Extracted material START

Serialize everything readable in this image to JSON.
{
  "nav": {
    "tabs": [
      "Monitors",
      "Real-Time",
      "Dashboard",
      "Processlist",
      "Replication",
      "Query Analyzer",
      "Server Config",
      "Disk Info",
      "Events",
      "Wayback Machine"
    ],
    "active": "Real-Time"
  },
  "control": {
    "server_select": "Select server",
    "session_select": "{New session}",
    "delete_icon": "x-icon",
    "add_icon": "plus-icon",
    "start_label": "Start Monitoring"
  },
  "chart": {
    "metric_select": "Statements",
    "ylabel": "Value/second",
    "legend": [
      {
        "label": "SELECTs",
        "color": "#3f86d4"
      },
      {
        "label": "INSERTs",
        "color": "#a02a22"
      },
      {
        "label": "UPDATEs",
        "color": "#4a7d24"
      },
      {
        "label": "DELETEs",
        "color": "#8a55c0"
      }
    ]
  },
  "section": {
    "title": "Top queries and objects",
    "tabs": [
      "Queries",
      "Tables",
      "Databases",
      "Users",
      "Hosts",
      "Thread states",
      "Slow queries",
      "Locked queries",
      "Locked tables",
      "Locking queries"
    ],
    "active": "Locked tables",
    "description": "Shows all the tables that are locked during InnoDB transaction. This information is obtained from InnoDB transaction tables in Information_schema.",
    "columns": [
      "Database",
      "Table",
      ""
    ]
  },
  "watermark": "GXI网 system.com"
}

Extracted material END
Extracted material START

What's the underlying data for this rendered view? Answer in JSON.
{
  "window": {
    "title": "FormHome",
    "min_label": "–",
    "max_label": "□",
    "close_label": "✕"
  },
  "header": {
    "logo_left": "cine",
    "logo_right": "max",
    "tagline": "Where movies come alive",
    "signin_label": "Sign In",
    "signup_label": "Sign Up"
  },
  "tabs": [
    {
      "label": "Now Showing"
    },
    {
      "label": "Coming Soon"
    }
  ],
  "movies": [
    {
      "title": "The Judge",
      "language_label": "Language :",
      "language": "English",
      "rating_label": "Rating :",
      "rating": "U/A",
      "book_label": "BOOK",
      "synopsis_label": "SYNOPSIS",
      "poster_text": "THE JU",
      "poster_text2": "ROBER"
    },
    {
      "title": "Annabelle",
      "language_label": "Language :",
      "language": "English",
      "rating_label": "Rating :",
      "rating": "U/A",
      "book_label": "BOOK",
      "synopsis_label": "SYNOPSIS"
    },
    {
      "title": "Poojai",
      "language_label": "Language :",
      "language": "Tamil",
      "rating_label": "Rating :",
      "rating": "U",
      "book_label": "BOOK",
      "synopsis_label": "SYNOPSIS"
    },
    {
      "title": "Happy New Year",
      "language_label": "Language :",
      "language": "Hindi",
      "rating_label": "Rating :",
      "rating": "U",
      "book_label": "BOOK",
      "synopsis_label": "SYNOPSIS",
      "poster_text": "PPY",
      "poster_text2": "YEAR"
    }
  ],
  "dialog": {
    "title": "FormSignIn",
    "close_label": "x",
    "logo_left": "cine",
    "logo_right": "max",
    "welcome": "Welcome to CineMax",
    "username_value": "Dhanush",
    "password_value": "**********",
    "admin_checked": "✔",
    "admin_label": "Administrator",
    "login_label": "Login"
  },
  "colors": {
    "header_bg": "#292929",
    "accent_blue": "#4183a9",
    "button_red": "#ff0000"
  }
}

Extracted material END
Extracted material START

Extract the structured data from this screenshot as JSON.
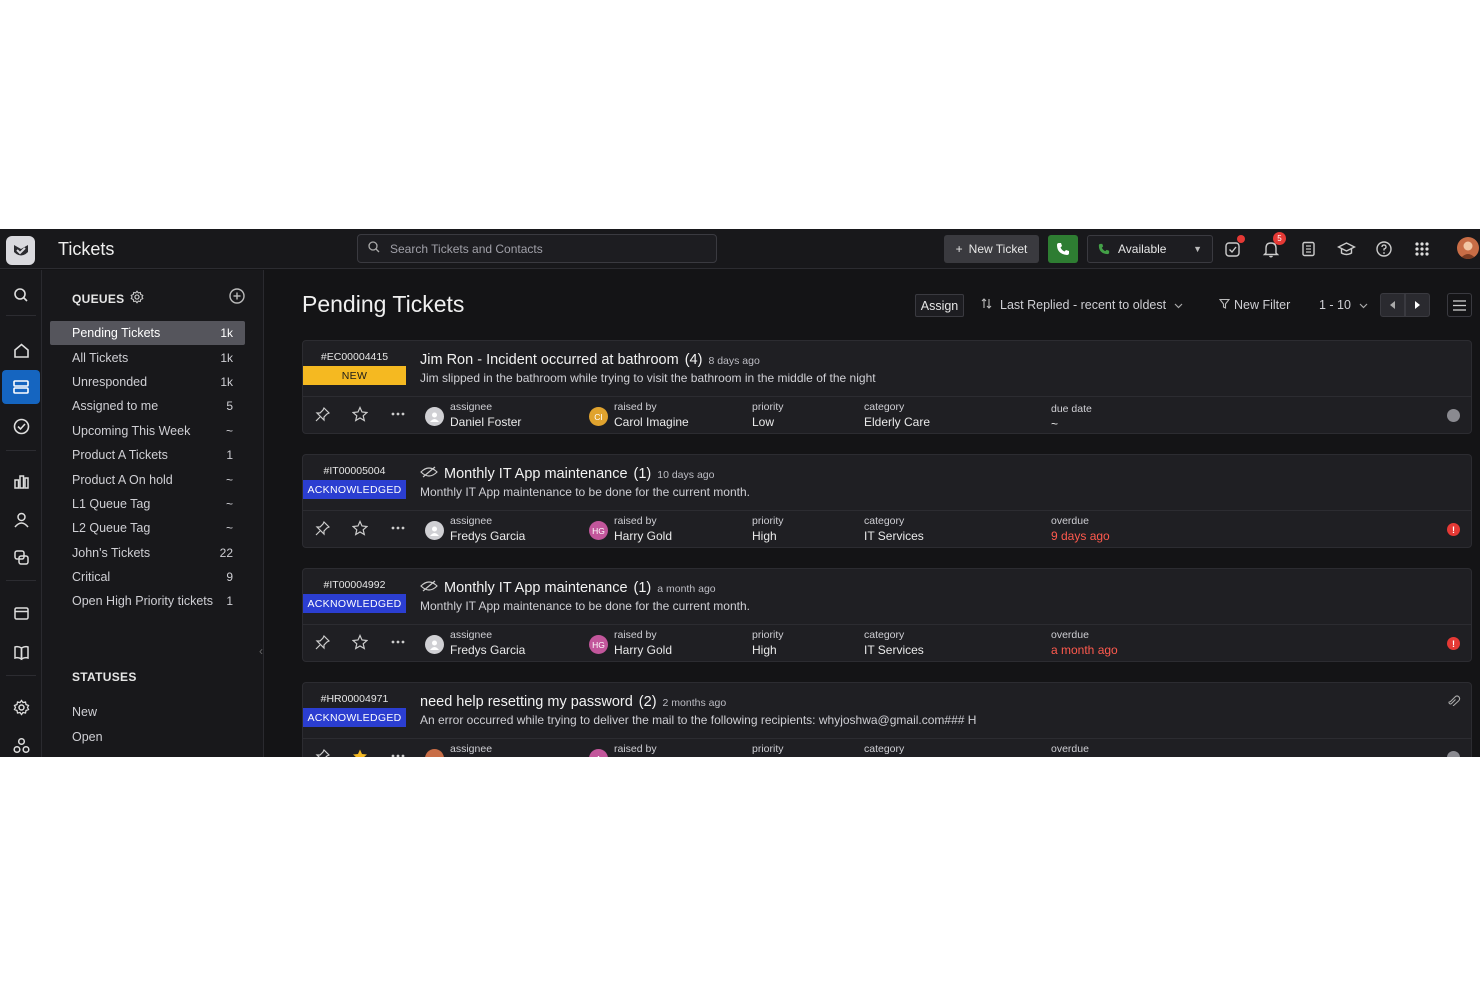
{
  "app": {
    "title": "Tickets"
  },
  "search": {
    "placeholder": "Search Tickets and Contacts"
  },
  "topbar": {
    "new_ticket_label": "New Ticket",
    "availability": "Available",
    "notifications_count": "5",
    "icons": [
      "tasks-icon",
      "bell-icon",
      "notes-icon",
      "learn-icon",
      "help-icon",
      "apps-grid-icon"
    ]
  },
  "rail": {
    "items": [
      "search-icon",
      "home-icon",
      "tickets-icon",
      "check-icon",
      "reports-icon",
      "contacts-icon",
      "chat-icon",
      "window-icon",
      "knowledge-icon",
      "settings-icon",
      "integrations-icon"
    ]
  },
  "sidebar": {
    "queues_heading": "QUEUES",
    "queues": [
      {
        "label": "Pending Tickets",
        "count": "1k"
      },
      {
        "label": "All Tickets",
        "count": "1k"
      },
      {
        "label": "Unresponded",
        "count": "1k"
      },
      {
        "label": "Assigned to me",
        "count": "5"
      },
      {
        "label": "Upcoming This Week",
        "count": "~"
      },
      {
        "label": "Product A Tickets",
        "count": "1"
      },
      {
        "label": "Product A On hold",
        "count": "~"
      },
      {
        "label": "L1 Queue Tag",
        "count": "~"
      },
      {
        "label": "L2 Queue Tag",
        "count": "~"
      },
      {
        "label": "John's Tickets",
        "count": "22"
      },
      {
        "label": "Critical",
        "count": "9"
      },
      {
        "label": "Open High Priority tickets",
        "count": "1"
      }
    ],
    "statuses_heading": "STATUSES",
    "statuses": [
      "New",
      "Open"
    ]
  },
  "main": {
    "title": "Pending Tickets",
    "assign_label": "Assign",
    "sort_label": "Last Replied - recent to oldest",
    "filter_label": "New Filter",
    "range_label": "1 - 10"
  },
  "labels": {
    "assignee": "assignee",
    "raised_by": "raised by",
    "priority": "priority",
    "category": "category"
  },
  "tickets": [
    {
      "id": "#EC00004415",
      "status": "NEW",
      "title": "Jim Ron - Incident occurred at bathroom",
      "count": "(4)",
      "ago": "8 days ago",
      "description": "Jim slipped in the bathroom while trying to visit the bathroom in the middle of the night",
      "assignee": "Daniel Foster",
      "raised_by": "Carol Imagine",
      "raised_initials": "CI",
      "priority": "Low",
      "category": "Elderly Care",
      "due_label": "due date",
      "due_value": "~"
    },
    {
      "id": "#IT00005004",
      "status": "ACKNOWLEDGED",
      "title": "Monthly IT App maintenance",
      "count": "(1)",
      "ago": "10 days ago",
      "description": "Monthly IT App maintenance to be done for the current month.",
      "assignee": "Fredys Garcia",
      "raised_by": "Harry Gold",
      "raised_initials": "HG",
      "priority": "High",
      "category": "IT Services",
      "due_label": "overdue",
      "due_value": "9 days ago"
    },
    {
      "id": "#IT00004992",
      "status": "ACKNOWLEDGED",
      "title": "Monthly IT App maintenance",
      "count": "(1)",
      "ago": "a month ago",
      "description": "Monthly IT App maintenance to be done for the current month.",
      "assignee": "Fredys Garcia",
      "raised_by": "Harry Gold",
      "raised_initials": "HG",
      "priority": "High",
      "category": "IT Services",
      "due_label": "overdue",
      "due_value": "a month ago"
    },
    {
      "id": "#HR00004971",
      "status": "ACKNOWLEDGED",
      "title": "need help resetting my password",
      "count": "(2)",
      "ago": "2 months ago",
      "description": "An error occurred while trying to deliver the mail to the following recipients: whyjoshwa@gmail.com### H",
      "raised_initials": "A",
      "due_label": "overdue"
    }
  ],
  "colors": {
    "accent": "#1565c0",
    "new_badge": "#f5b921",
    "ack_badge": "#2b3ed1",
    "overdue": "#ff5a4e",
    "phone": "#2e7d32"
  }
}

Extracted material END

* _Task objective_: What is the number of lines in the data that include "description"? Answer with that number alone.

* _Output of the exercise_: 5